* **Task requirements**
Your answer must be an exact copy of the entries, containing no images.

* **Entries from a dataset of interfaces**
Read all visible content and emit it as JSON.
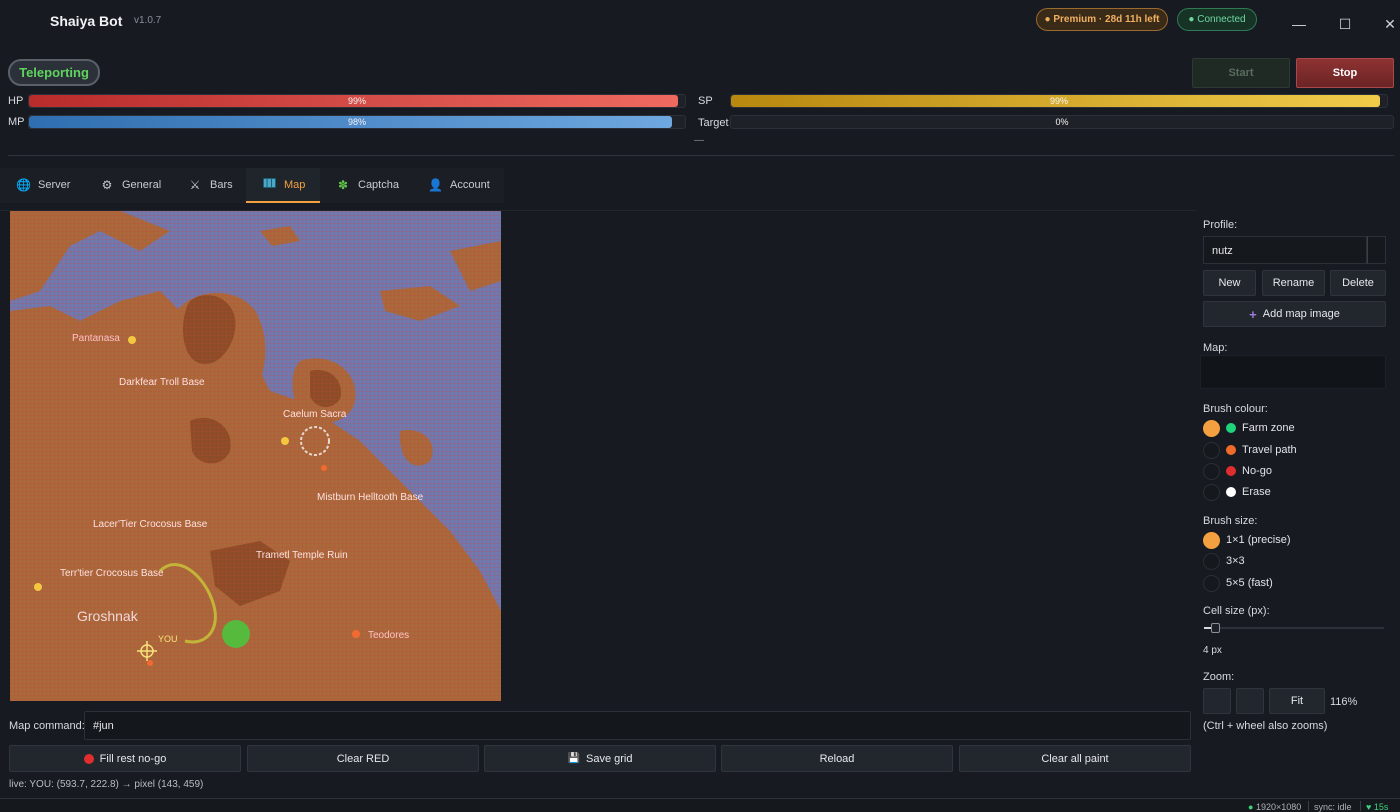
{
  "app": {
    "title": "Shaiya Bot",
    "version": "v1.0.7"
  },
  "header": {
    "premium": "● Premium · 28d 11h left",
    "connected": "● Connected"
  },
  "window": {
    "minimize": "—",
    "maximize": "☐",
    "close": "✕"
  },
  "status": {
    "state": "Teleporting"
  },
  "controls": {
    "start": "Start",
    "stop": "Stop"
  },
  "bars": {
    "hp": {
      "label": "HP",
      "text": "99%",
      "value": 0.99
    },
    "sp": {
      "label": "SP",
      "text": "99%",
      "value": 0.99
    },
    "mp": {
      "label": "MP",
      "text": "98%",
      "value": 0.98
    },
    "target": {
      "label": "Target",
      "text": "0%",
      "value": 0
    }
  },
  "misc": {
    "dash": "—"
  },
  "tabs": [
    {
      "label": "Server",
      "icon": "globe-icon"
    },
    {
      "label": "General",
      "icon": "gear-icon"
    },
    {
      "label": "Bars",
      "icon": "crossed-swords-icon"
    },
    {
      "label": "Map",
      "icon": "map-icon",
      "active": true
    },
    {
      "label": "Captcha",
      "icon": "puzzle-icon"
    },
    {
      "label": "Account",
      "icon": "user-icon"
    }
  ],
  "map": {
    "places": {
      "pantanasa": "Pantanasa",
      "darkfear": "Darkfear Troll Base",
      "caelum": "Caelum Sacra",
      "mistburn": "Mistburn Helltooth Base",
      "lacerttier": "Lacer'Tier Crocosus Base",
      "trametl": "Trametl Temple Ruin",
      "terrtier": "Terr'tier Crocosus Base",
      "groshnak": "Groshnak",
      "teodores": "Teodores",
      "you": "YOU"
    }
  },
  "command": {
    "label": "Map command:",
    "value": "#jun"
  },
  "actions": {
    "fill_rest": "Fill rest no-go",
    "clear_red": "Clear RED",
    "save_grid": "Save grid",
    "reload": "Reload",
    "clear_all": "Clear all paint"
  },
  "live": "live: YOU: (593.7, 222.8) → pixel (143, 459)",
  "statusbar": {
    "resolution": "1920×1080",
    "sync": "sync: idle",
    "timer": "♥ 15s"
  },
  "sidebar": {
    "profile_label": "Profile:",
    "profile_value": "nutz",
    "new": "New",
    "rename": "Rename",
    "delete": "Delete",
    "add_map": "Add map image",
    "map_label": "Map:",
    "brush_colour_label": "Brush colour:",
    "colours": [
      {
        "label": "Farm zone",
        "color": "#1ed37a",
        "selected": true
      },
      {
        "label": "Travel path",
        "color": "#f26a2a"
      },
      {
        "label": "No-go",
        "color": "#e02d2d"
      },
      {
        "label": "Erase",
        "color": "#ffffff"
      }
    ],
    "brush_size_label": "Brush size:",
    "sizes": [
      {
        "label": "1×1 (precise)",
        "selected": true
      },
      {
        "label": "3×3"
      },
      {
        "label": "5×5 (fast)"
      }
    ],
    "cell_size_label": "Cell size (px):",
    "cell_size_value": "4 px",
    "cell_size_fraction": 0.04,
    "zoom_label": "Zoom:",
    "fit": "Fit",
    "zoom_value": "116%",
    "zoom_hint": "(Ctrl + wheel also zooms)"
  }
}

* **Task solution**
Read all visible content and emit it as JSON.
{
  "app": {
    "title": "Shaiya Bot",
    "version": "v1.0.7"
  },
  "header": {
    "premium": "● Premium · 28d 11h left",
    "connected": "● Connected"
  },
  "window": {
    "minimize": "—",
    "maximize": "☐",
    "close": "✕"
  },
  "status": {
    "state": "Teleporting"
  },
  "controls": {
    "start": "Start",
    "stop": "Stop"
  },
  "bars": {
    "hp": {
      "label": "HP",
      "text": "99%",
      "value": 0.99
    },
    "sp": {
      "label": "SP",
      "text": "99%",
      "value": 0.99
    },
    "mp": {
      "label": "MP",
      "text": "98%",
      "value": 0.98
    },
    "target": {
      "label": "Target",
      "text": "0%",
      "value": 0
    }
  },
  "misc": {
    "dash": "—"
  },
  "tabs": [
    {
      "label": "Server",
      "icon": "globe-icon"
    },
    {
      "label": "General",
      "icon": "gear-icon"
    },
    {
      "label": "Bars",
      "icon": "crossed-swords-icon"
    },
    {
      "label": "Map",
      "icon": "map-icon",
      "active": true
    },
    {
      "label": "Captcha",
      "icon": "puzzle-icon"
    },
    {
      "label": "Account",
      "icon": "user-icon"
    }
  ],
  "map": {
    "places": {
      "pantanasa": "Pantanasa",
      "darkfear": "Darkfear Troll Base",
      "caelum": "Caelum Sacra",
      "mistburn": "Mistburn Helltooth Base",
      "lacerttier": "Lacer'Tier Crocosus Base",
      "trametl": "Trametl Temple Ruin",
      "terrtier": "Terr'tier Crocosus Base",
      "groshnak": "Groshnak",
      "teodores": "Teodores",
      "you": "YOU"
    }
  },
  "command": {
    "label": "Map command:",
    "value": "#jun"
  },
  "actions": {
    "fill_rest": "Fill rest no-go",
    "clear_red": "Clear RED",
    "save_grid": "Save grid",
    "reload": "Reload",
    "clear_all": "Clear all paint"
  },
  "live": "live: YOU: (593.7, 222.8) → pixel (143, 459)",
  "statusbar": {
    "resolution": "1920×1080",
    "sync": "sync: idle",
    "timer": "♥ 15s"
  },
  "sidebar": {
    "profile_label": "Profile:",
    "profile_value": "nutz",
    "new": "New",
    "rename": "Rename",
    "delete": "Delete",
    "add_map": "Add map image",
    "map_label": "Map:",
    "brush_colour_label": "Brush colour:",
    "colours": [
      {
        "label": "Farm zone",
        "color": "#1ed37a",
        "selected": true
      },
      {
        "label": "Travel path",
        "color": "#f26a2a"
      },
      {
        "label": "No-go",
        "color": "#e02d2d"
      },
      {
        "label": "Erase",
        "color": "#ffffff"
      }
    ],
    "brush_size_label": "Brush size:",
    "sizes": [
      {
        "label": "1×1 (precise)",
        "selected": true
      },
      {
        "label": "3×3"
      },
      {
        "label": "5×5 (fast)"
      }
    ],
    "cell_size_label": "Cell size (px):",
    "cell_size_value": "4 px",
    "cell_size_fraction": 0.04,
    "zoom_label": "Zoom:",
    "fit": "Fit",
    "zoom_value": "116%",
    "zoom_hint": "(Ctrl + wheel also zooms)"
  }
}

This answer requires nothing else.